Excerpts from an interface dataset:
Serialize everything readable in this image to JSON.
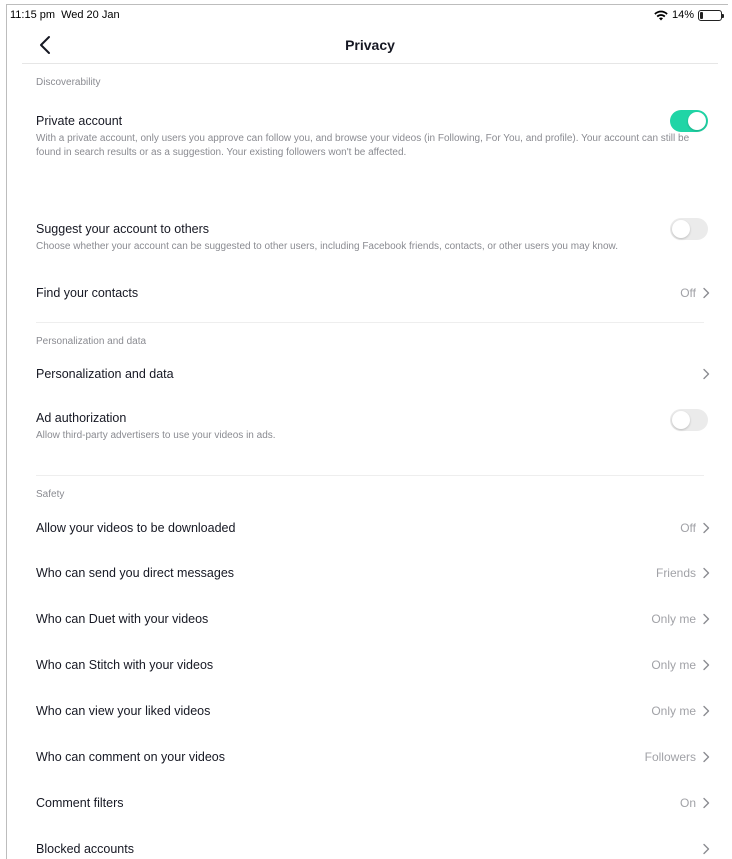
{
  "status": {
    "time": "11:15 pm",
    "date": "Wed 20 Jan",
    "battery": "14%",
    "battery_level": 0.14
  },
  "nav": {
    "title": "Privacy"
  },
  "colors": {
    "accent": "#20d5a6",
    "text": "#161823",
    "muted": "#8a8b91"
  },
  "sections": {
    "discoverability": {
      "header": "Discoverability",
      "private_account": {
        "title": "Private account",
        "desc": "With a private account, only users you approve can follow you, and browse your videos (in Following, For You, and profile). Your account can still be found in search results or as a suggestion. Your existing followers won't be affected.",
        "on": true
      },
      "suggest": {
        "title": "Suggest your account to others",
        "desc": "Choose whether your account can be suggested to other users, including Facebook friends, contacts, or other users you may know.",
        "on": false
      },
      "find_contacts": {
        "title": "Find your contacts",
        "value": "Off"
      }
    },
    "personalization": {
      "header": "Personalization and data",
      "personalization_row": {
        "title": "Personalization and data"
      },
      "ad_auth": {
        "title": "Ad authorization",
        "desc": "Allow third-party advertisers to use your videos in ads.",
        "on": false
      }
    },
    "safety": {
      "header": "Safety",
      "items": [
        {
          "title": "Allow your videos to be downloaded",
          "value": "Off"
        },
        {
          "title": "Who can send you direct messages",
          "value": "Friends"
        },
        {
          "title": "Who can Duet with your videos",
          "value": "Only me"
        },
        {
          "title": "Who can Stitch with your videos",
          "value": "Only me"
        },
        {
          "title": "Who can view your liked videos",
          "value": "Only me"
        },
        {
          "title": "Who can comment on your videos",
          "value": "Followers"
        },
        {
          "title": "Comment filters",
          "value": "On"
        },
        {
          "title": "Blocked accounts",
          "value": ""
        }
      ]
    }
  }
}
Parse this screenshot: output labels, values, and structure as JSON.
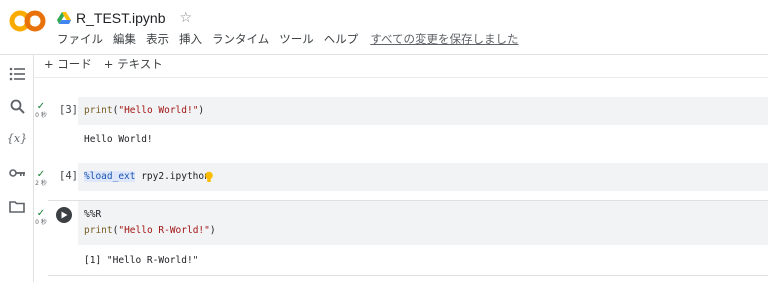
{
  "app": {
    "logo_text": "CO",
    "notebook_title": "R_TEST.ipynb",
    "star_glyph": "☆",
    "brand_colors": {
      "orange": "#f9ab00",
      "dark_orange": "#e8710a"
    }
  },
  "menu": {
    "items": [
      "ファイル",
      "編集",
      "表示",
      "挿入",
      "ランタイム",
      "ツール",
      "ヘルプ"
    ],
    "save_status": "すべての変更を保存しました"
  },
  "sidebar": {
    "icons": [
      "table-of-contents-icon",
      "search-icon",
      "variables-icon",
      "key-icon",
      "folder-icon"
    ],
    "variables_label": "{x}"
  },
  "toolbar": {
    "add_code": "+ コード",
    "add_text": "+ テキスト"
  },
  "cells": [
    {
      "check": "✓",
      "duration": "0 秒",
      "exec_count": "[3]",
      "code": {
        "fn": "print",
        "open": "(",
        "str": "\"Hello World!\"",
        "close": ")"
      },
      "output": "Hello World!"
    },
    {
      "check": "✓",
      "duration": "2 秒",
      "exec_count": "[4]",
      "code": {
        "magic": "%load_ext",
        "rest": " rpy2.ipython"
      }
    },
    {
      "check": "✓",
      "duration": "0 秒",
      "code": {
        "line1": "%%R",
        "fn": "print",
        "open": "(",
        "str": "\"Hello R-World!\"",
        "close": ")"
      },
      "output": "[1] \"Hello R-World!\""
    }
  ]
}
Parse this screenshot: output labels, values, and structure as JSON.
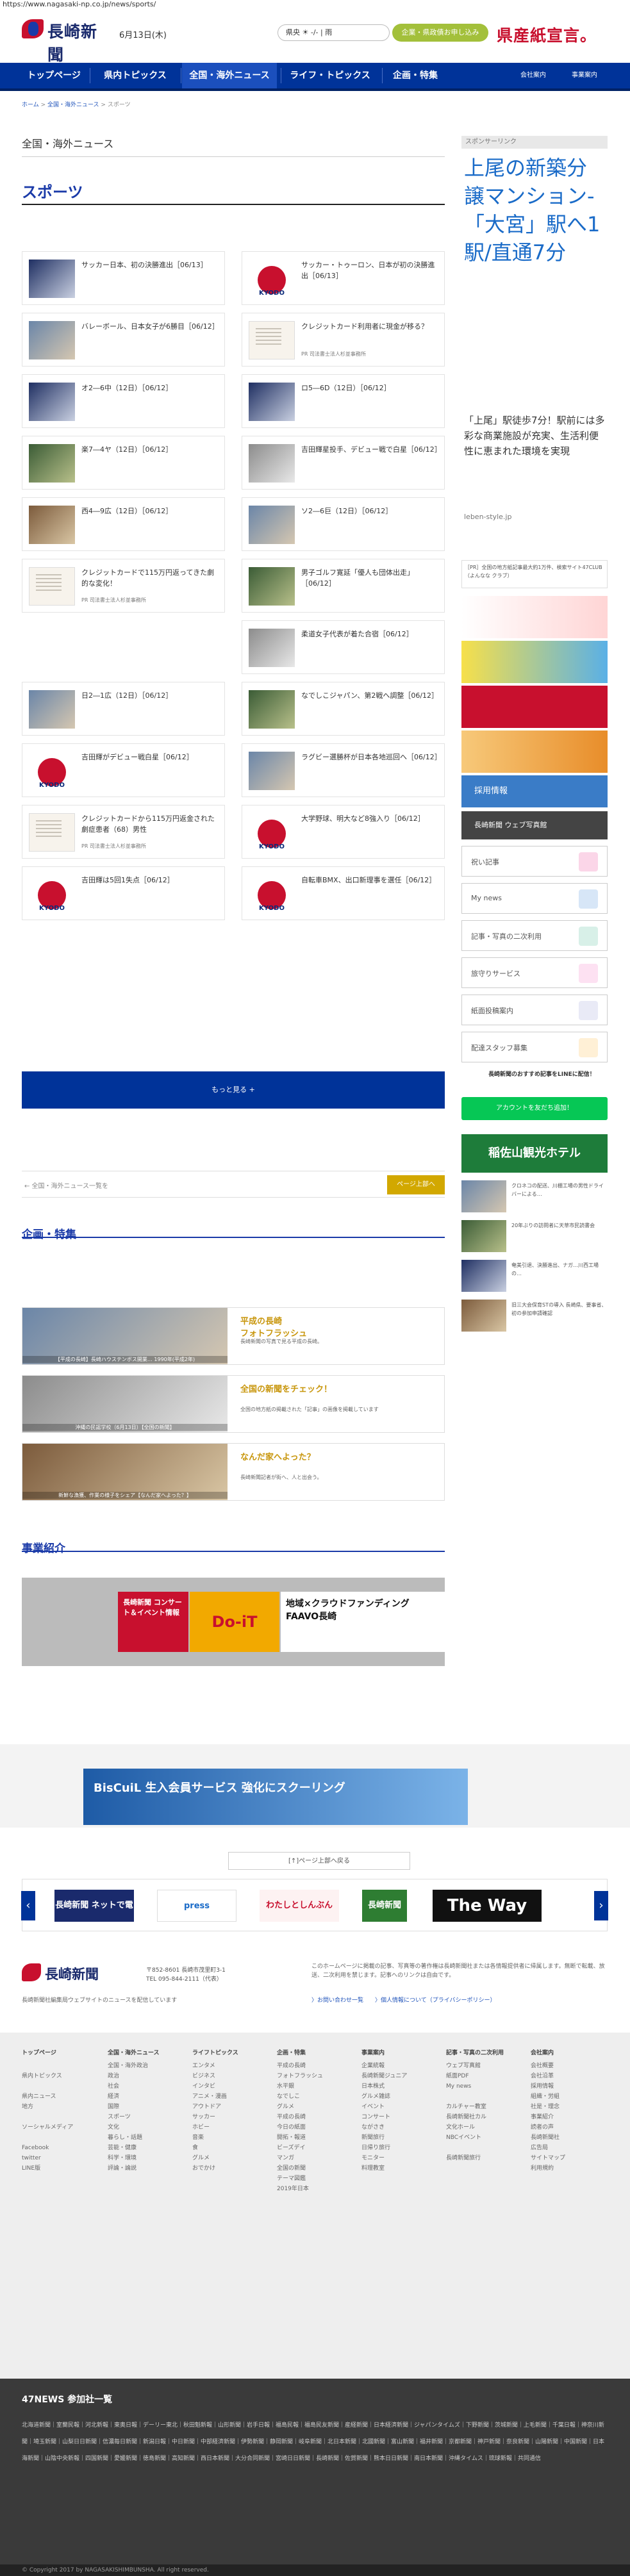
{
  "url": "https://www.nagasaki-np.co.jp/news/sports/",
  "header": {
    "logo_text": "長崎新聞",
    "date": "6月13日(木)",
    "weather": "県央 ☀ -/- | 雨",
    "kigyo_button": "企業・県政債お申し込み",
    "kensan_left": "県産紙",
    "kensan_right": "宣言。"
  },
  "nav": {
    "items": [
      "トップページ",
      "県内トピックス",
      "全国・海外ニュース",
      "ライフ・トピックス",
      "企画・特集"
    ],
    "right": [
      "会社案内",
      "事業案内"
    ]
  },
  "breadcrumb": [
    "ホーム",
    "全国・海外ニュース",
    "スポーツ"
  ],
  "category_label": "全国・海外ニュース",
  "section_title": "スポーツ",
  "cards": [
    {
      "title": "サッカー日本、初の決勝進出［06/13］",
      "sub": ""
    },
    {
      "title": "サッカー・トゥーロン、日本が初の決勝進出［06/13］",
      "sub": ""
    },
    {
      "title": "バレーボール、日本女子が6勝目［06/12］",
      "sub": ""
    },
    {
      "title": "クレジットカード利用者に現金が移る？",
      "sub": "PR 司法書士法人杉並事務所"
    },
    {
      "title": "オ2―6中（12日）［06/12］",
      "sub": ""
    },
    {
      "title": "ロ5―6D（12日）［06/12］",
      "sub": ""
    },
    {
      "title": "楽7―4ヤ（12日）［06/12］",
      "sub": ""
    },
    {
      "title": "吉田輝星投手、デビュー戦で白星［06/12］",
      "sub": ""
    },
    {
      "title": "西4―9広（12日）［06/12］",
      "sub": ""
    },
    {
      "title": "ソ2―6巨（12日）［06/12］",
      "sub": ""
    },
    {
      "title": "クレジットカードで115万円返ってきた劇的な変化！",
      "sub": "PR 司法書士法人杉並事務所"
    },
    {
      "title": "男子ゴルフ寛延「優人も団体出走」［06/12］",
      "sub": ""
    },
    {
      "title": "柔道女子代表が着た合宿［06/12］",
      "sub": ""
    },
    {
      "title": "日2―1広（12日）［06/12］",
      "sub": ""
    },
    {
      "title": "なでしこジャパン、第2戦へ調整［06/12］",
      "sub": ""
    },
    {
      "title": "吉田輝がデビュー戦白星［06/12］",
      "sub": ""
    },
    {
      "title": "ラグビー選勝杯が日本各地巡回へ［06/12］",
      "sub": ""
    },
    {
      "title": "クレジットカードから115万円返金された劇症患者（68）男性",
      "sub": "PR 司法書士法人杉並事務所"
    },
    {
      "title": "大学野球、明大など8強入り［06/12］",
      "sub": ""
    },
    {
      "title": "吉田輝は5回1失点［06/12］",
      "sub": ""
    },
    {
      "title": "自転車BMX、出口新理事を選任［06/12］",
      "sub": ""
    }
  ],
  "kyodo_label": "KYODO",
  "more_button": "もっと見る +",
  "pager": {
    "back": "← 全国・海外ニュース一覧を",
    "up": "ページ上部へ"
  },
  "kikaku": {
    "title": "企画・特集",
    "items": [
      {
        "cap": "【平成の長崎】長崎ハウステンボス開業… 1990年(平成2年)",
        "h": "平成の長崎\nフォトフラッシュ",
        "p": "長崎新聞の写真で見る平成の長崎。"
      },
      {
        "cap": "沖縄の民謡学校（6月13日）【全国の新聞】",
        "h": "全国の新聞をチェック！",
        "p": "全国の地方紙の掲載された「記事」の画像を掲載しています"
      },
      {
        "cap": "新鮮な漁獲、作業の様子をシェア【なんだ家へよった？】",
        "h": "なんだ家へよった？",
        "p": "長崎新聞記者が街へ、人と出会う。"
      }
    ]
  },
  "jigyo": {
    "title": "事業紹介",
    "b1": "長崎新聞 コンサート＆イベント情報",
    "b2": "Do-iT",
    "b3": "地域×クラウドファンディング FAAVO長崎"
  },
  "ad2": "BisCuiL 生入会員サービス 強化にスクーリング",
  "pagetop2": "[↑]ページ上部へ戻る",
  "carousel": [
    "長崎新聞 ネットで電子",
    "press",
    "わたしとしんぶん",
    "長崎新聞",
    "The Way"
  ],
  "footer": {
    "logo": "長崎新聞",
    "addr1": "〒852-8601 長崎市茂里町3-1",
    "addr2": "TEL 095-844-2111（代表）",
    "terms": "長崎新聞社編集局ウェブサイトのニュースを配信しています",
    "note": "このホームページに掲載の記事、写真等の著作権は長崎新聞社または各情報提供者に帰属します。無断で転載、放送、二次利用を禁じます。記事へのリンクは自由です。",
    "links": "〉お問い合わせ一覧　　〉個人情報について（プライバシーポリシー）"
  },
  "sitemap": [
    {
      "h": "トップページ",
      "items": [
        "",
        "県内トピックス",
        "",
        "県内ニュース",
        "地方",
        "",
        "ソーシャルメディア",
        "",
        "Facebook",
        "twitter",
        "LINE版"
      ]
    },
    {
      "h": "全国・海外ニュース",
      "items": [
        "全国・海外政治",
        "政治",
        "社会",
        "経済",
        "国際",
        "スポーツ",
        "文化",
        "暮らし・話題",
        "芸能・健康",
        "科学・環境",
        "評論・論説"
      ]
    },
    {
      "h": "ライフトピックス",
      "items": [
        "エンタメ",
        "ビジネス",
        "インタビ",
        "アニメ・漫画",
        "アウトドア",
        "サッカー",
        "ホビー",
        "音楽",
        "食",
        "グルメ",
        "おでかけ"
      ]
    },
    {
      "h": "企画・特集",
      "items": [
        "平成の長崎",
        "フォトフラッシュ",
        "水平銀",
        "なでしこ",
        "グルメ",
        "平成の長崎",
        "今日の紙面",
        "開拓・報道",
        "ビーズデイ",
        "マンガ",
        "全国の新聞",
        "テーマ図鑑",
        "2019年日本"
      ]
    },
    {
      "h": "事業案内",
      "items": [
        "企業統報",
        "長崎新聞ジュニア",
        "日本株式",
        "グルメ雑誌",
        "イベント",
        "コンサート",
        "ながさき",
        "新聞旅行",
        "日帰り旅行",
        "モニター",
        "料理教室"
      ]
    },
    {
      "h": "記事・写真の二次利用",
      "items": [
        "ウェブ写真館",
        "紙面PDF",
        "My news",
        "",
        "カルチャー教室",
        "長崎新聞社カル",
        "文化ホール",
        "NBCイベント",
        "",
        "長崎新聞旅行"
      ]
    },
    {
      "h": "会社案内",
      "items": [
        "会社概要",
        "会社沿革",
        "採用情報",
        "組織・労組",
        "社是・理念",
        "事業紹介",
        "読者の声",
        "長崎新聞社",
        "広告局",
        "サイトマップ",
        "利用規約"
      ]
    }
  ],
  "news47": {
    "title": "47NEWS 参加社一覧",
    "list": "北海道新聞｜室蘭民報｜河北新報｜東奥日報｜デーリー東北｜秋田魁新報｜山形新聞｜岩手日報｜福島民報｜福島民友新聞｜産経新聞｜日本経済新聞｜ジャパンタイムズ｜下野新聞｜茨城新聞｜上毛新聞｜千葉日報｜神奈川新聞｜埼玉新聞｜山梨日日新聞｜信濃毎日新聞｜新潟日報｜中日新聞｜中部経済新聞｜伊勢新聞｜静岡新聞｜岐阜新聞｜北日本新聞｜北國新聞｜富山新聞｜福井新聞｜京都新聞｜神戸新聞｜奈良新聞｜山陽新聞｜中国新聞｜日本海新聞｜山陰中央新報｜四国新聞｜愛媛新聞｜徳島新聞｜高知新聞｜西日本新聞｜大分合同新聞｜宮崎日日新聞｜長崎新聞｜佐賀新聞｜熊本日日新聞｜南日本新聞｜沖縄タイムス｜琉球新報｜共同通信"
  },
  "copyright": "© Copyright 2017 by NAGASAKISHIMBUNSHA. All right reserved.",
  "side": {
    "sponsor": "スポンサーリンク",
    "ad_big": "上尾の新築分譲マンション-「大宮」駅へ1駅/直通7分",
    "ad_body": "「上尾」駅徒歩7分！駅前には多彩な商業施設が充実、生活利便性に恵まれた環境を実現",
    "ad_url": "leben-style.jp",
    "pr_text": "［PR］全国の地方紙記事最大約1万件、検索サイト47CLUB（よんなな クラブ）",
    "saiyo": "採用情報",
    "web": "長崎新聞 ウェブ写真館",
    "rows": [
      "祝い記事",
      "My news",
      "記事・写真の二次利用",
      "旅守りサービス",
      "紙面投稿案内",
      "配達スタッフ募集"
    ],
    "line_label": "長崎新聞のおすすめ記事をLINEに配信！",
    "line_btn": "アカウントを友だち追加！",
    "hotel": "稲佐山観光ホテル",
    "news": [
      "クロネコの配送、川棚工場の男性ドライバーによる…",
      "20年ぶりの訪問者に天草市民読書会",
      "奄美引退、決勝進出、ナガ…川西工場の…",
      "旧三大会保育STの導入 長崎県、要事省、初の参加申請確認"
    ]
  }
}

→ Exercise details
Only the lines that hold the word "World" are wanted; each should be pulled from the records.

→ Completed exercise
        "str": "\"Hello World!\"",
      "output": "Hello World!"
        "str": "\"Hello R-World!\"",
      "output": "[1] \"Hello R-World!\""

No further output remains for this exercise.